Figure 9 Example of a venous malformation. a) Axial source image and b) coronal maximal intensity projection image centered below the knee joint of a 15 year old male demonstrate findings of a venous malformation (white arrows) located in the subcutaneous fat (more ...)
Figure 12 Example of mass effect from a tumor narrowing a pelvic vein. a) Axial source image and b) coronal curved planar reformatted maximum intensity projection image of the pelvis demonstrate a large, enhancing mass in the right pelvis, compatible with a desmoid (more ...)
The veins were assessed segmentally to demonstrate that this imaging technique results in adequate and homogeneous conspicuity of the veins relative to the surrounding anatomy. Noise in the setting of parallel imaging is spatially varying, so a simple region of interest in the air surrounding the patient is not a valid measurement of noise [8
]; therefore, in the abdomen and pelvis where parallel imaging was used, a contrast to background ratio (CBR) was calculated. A region of interest was placed in the venous segment, and the signal intensity of the vessel segment was divided by the similarly derived signal intensity of adjacent muscle that demonstrated homogeneous signal intensity. In the lower extremities, where parallel imaging was not utilized, the contrast to noise ratio (CNR) was also determined by measuring the signal intensity in the vein, subtracting the signal intensity in the adjacent muscle, and dividing the result by the standard deviation of the signal in the air [8
]. Calculations for the bilateral common and external iliac veins were averaged together, as were results for the bilateral common femoral and proximal, mid and distal superficial femoral veins, and also the bilateral popliteal veins, respectively. The CBR for the inferior venae cavae was 3.6 ±
0.6; for the iliac veins, 3.2 ±
1.0; for the femoral veins, 2.9 ±
0.6; and for the popliteal veins, 3.0 ±
0.7 (numbers represent the mean ±
SD from between 3 – 9 different patients). The CNR was 27.4 ±
6.8 for the femoral veins and 26.5 ±

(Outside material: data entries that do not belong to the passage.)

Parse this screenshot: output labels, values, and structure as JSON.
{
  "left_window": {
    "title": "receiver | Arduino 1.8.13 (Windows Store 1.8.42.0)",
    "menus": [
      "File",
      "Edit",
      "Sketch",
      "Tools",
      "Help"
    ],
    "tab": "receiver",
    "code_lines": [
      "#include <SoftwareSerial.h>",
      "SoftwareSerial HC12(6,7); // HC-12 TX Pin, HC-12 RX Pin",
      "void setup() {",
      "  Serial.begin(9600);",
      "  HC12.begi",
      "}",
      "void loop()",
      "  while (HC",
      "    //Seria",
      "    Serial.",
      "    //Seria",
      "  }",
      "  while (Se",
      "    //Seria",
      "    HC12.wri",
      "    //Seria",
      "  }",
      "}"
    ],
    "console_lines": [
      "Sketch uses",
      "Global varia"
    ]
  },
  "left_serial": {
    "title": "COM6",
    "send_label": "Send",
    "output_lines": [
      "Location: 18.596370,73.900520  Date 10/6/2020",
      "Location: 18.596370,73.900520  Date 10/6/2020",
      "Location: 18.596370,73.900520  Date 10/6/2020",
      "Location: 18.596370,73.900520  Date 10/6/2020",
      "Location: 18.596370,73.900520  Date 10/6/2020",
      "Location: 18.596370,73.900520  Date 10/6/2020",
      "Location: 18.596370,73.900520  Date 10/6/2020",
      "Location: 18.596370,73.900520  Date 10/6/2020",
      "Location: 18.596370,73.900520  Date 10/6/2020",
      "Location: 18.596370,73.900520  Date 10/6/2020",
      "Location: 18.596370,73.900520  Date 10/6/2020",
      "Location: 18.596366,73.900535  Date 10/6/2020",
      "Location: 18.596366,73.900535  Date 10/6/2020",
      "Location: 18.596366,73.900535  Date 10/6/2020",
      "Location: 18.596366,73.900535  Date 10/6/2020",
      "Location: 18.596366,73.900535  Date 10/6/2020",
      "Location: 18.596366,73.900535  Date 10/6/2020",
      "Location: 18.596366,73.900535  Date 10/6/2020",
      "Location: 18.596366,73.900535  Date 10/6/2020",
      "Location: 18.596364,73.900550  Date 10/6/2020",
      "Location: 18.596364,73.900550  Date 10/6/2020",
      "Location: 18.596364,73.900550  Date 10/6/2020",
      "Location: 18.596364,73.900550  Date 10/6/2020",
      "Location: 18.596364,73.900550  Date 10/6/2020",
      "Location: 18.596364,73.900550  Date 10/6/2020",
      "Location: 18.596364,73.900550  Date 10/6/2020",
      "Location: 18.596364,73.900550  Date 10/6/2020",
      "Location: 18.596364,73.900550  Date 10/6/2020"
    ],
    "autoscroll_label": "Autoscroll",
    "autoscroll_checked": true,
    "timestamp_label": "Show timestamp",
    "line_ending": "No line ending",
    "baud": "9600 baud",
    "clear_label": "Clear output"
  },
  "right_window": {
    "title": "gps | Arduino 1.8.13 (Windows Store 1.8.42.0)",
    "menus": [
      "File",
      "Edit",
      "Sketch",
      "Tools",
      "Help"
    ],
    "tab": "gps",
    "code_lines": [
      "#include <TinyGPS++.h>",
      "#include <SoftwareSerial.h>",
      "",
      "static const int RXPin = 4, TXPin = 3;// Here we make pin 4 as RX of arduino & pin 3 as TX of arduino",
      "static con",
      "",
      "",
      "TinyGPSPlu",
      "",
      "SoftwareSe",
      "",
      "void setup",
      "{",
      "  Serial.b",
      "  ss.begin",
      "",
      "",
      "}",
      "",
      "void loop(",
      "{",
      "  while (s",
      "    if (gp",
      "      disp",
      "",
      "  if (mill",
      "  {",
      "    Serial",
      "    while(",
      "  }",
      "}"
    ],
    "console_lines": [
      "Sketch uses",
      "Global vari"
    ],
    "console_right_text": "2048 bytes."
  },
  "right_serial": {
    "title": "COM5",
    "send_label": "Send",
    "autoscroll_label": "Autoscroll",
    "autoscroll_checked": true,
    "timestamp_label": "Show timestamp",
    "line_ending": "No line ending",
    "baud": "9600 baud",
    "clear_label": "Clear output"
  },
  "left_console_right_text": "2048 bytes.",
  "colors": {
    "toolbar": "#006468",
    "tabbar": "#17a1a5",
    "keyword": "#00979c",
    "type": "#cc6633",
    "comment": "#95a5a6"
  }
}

7.2 for the popliteal veins (mean ±
SD, 3 – 9 different patients). These numbers suggest the method will consistently yield good contrast between veins and adjacent tissues.